New York Times columnist Ross Douthat is coming under some criticism online for a column titled "Why We Miss the WASPs."
The column's subtitle stated, "Their meritocratic, diverse and secular successors rule us neither as wisely nor as well."
The piece reflected on the leadership of former President George H.W. Bush on the day of his funeral, but was criticized by those who saw racism in Douthat's nostalgia for leadership from white Anglo-Saxons.
"Unsurprisingly, Ross Douthat yearns for more white supremacy," wrote Lily Herman, a contributing editor at Refinery29.
Unsurprisingly, Ross Douthat yearns for more white supremacy. pic.twitter.com/lkcEGafbaL— Lily Herman (@lkherman) December 5, 2018
Ross Douthat's "Why We Miss The WASPs" column is truly remarkable because it is both utter, racist garbage and is also probably the closest I've seen a conservative get to vocalizing their actual worldview while also explaining what's wrong with this country. 1/— Jared Yates Sexton (@JYSexton) December 5, 2018
what the hell is this pic.twitter.com/6eIBJSzdT6— David Mack (@davidmackau) December 5, 2018
Whenever I’m stressed about my writing, I just remind myself that men like Ross Douthat are gainfully employed at the venerable, perfect-in-every-way New York Times. And then I laugh and laugh.

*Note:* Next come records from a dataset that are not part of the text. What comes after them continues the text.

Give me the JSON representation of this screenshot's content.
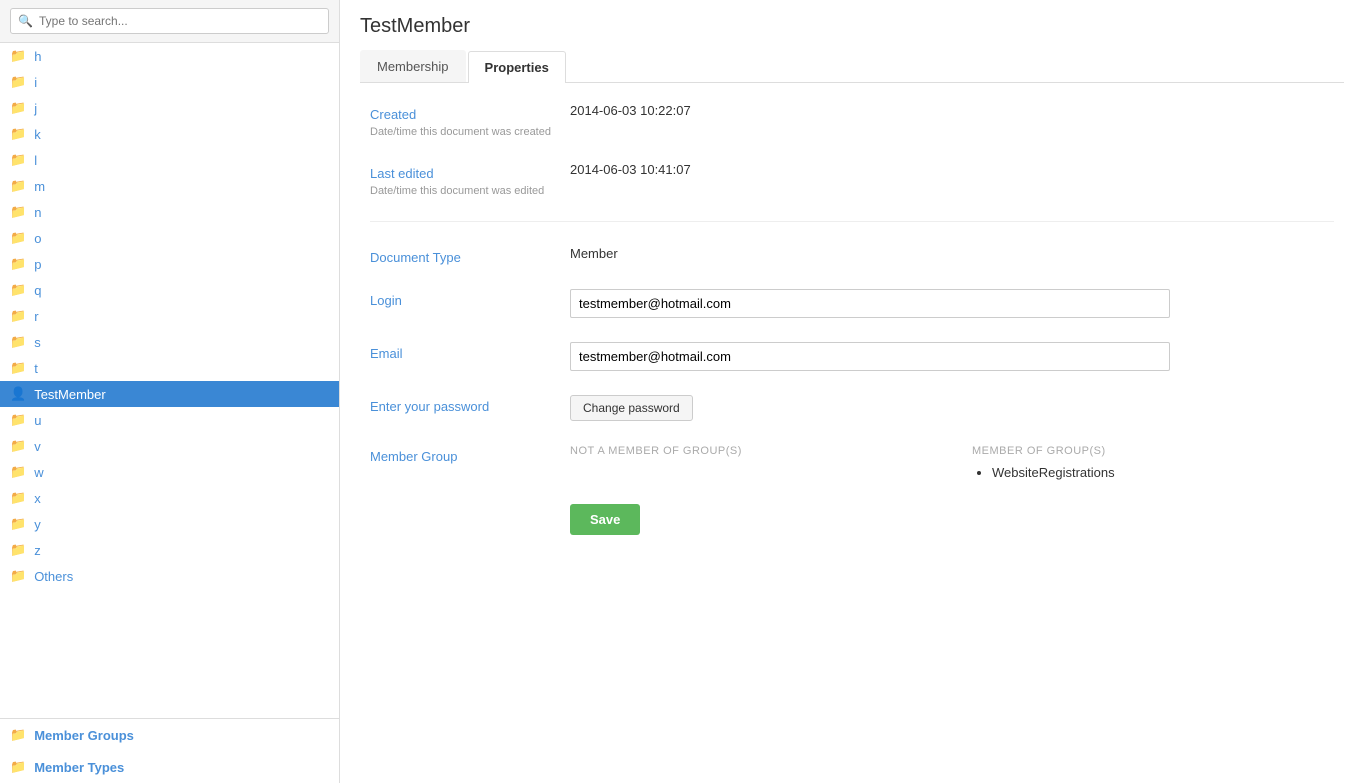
{
  "sidebar": {
    "search_placeholder": "Type to search...",
    "items": [
      {
        "label": "h",
        "type": "folder",
        "active": false
      },
      {
        "label": "i",
        "type": "folder",
        "active": false
      },
      {
        "label": "j",
        "type": "folder",
        "active": false
      },
      {
        "label": "k",
        "type": "folder",
        "active": false
      },
      {
        "label": "l",
        "type": "folder",
        "active": false
      },
      {
        "label": "m",
        "type": "folder",
        "active": false
      },
      {
        "label": "n",
        "type": "folder",
        "active": false
      },
      {
        "label": "o",
        "type": "folder",
        "active": false
      },
      {
        "label": "p",
        "type": "folder",
        "active": false
      },
      {
        "label": "q",
        "type": "folder",
        "active": false
      },
      {
        "label": "r",
        "type": "folder",
        "active": false
      },
      {
        "label": "s",
        "type": "folder",
        "active": false
      },
      {
        "label": "t",
        "type": "folder",
        "active": false
      },
      {
        "label": "TestMember",
        "type": "user",
        "active": true
      },
      {
        "label": "u",
        "type": "folder",
        "active": false
      },
      {
        "label": "v",
        "type": "folder",
        "active": false
      },
      {
        "label": "w",
        "type": "folder",
        "active": false
      },
      {
        "label": "x",
        "type": "folder",
        "active": false
      },
      {
        "label": "y",
        "type": "folder",
        "active": false
      },
      {
        "label": "z",
        "type": "folder",
        "active": false
      },
      {
        "label": "Others",
        "type": "folder",
        "active": false
      }
    ],
    "sections": [
      {
        "label": "Member Groups"
      },
      {
        "label": "Member Types"
      }
    ]
  },
  "page": {
    "title": "TestMember",
    "tabs": [
      {
        "label": "Membership",
        "active": false
      },
      {
        "label": "Properties",
        "active": true
      }
    ]
  },
  "fields": {
    "created": {
      "label": "Created",
      "sublabel": "Date/time this document was created",
      "value": "2014-06-03 10:22:07"
    },
    "last_edited": {
      "label": "Last edited",
      "sublabel": "Date/time this document was edited",
      "value": "2014-06-03 10:41:07"
    },
    "document_type": {
      "label": "Document Type",
      "value": "Member"
    },
    "login": {
      "label": "Login",
      "value": "testmember@hotmail.com"
    },
    "email": {
      "label": "Email",
      "value": "testmember@hotmail.com"
    },
    "password": {
      "label": "Enter your password",
      "button_label": "Change password"
    },
    "member_group": {
      "label": "Member Group",
      "not_member_title": "NOT A MEMBER OF GROUP(S)",
      "member_title": "MEMBER OF GROUP(S)",
      "member_of": [
        "WebsiteRegistrations"
      ]
    }
  },
  "buttons": {
    "save": "Save"
  }
}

And get back to work. https://t.co/7v8CFnv70k— Saeed Jones (@theferocity) December 5, 2018
Douthat, who did not immediately reply to a request for comment from The Hill, wrote that Americans miss Bush because "we miss the WASPs — because we feel, at some level, that their more meritocratic and diverse and secular successors rule us neither as wisely nor as well."
Douthat admited that the "old ruling class" was "bigoted and exclusive and often cruel," but argues that a "self-replicating upper class" still exists in the U.S. and that it uses the same exclusionary tactics.
Though the "old ruling class" had its faults, Douthat argued that its focus on training "privileged children for service, not just success" resulted in a more moral ruling class than the U.S. has today.
"In any scenario the WASP elite would have had to diversify and adapt," he wrote. "But its virtues were to some extent transferable to a more diverse society."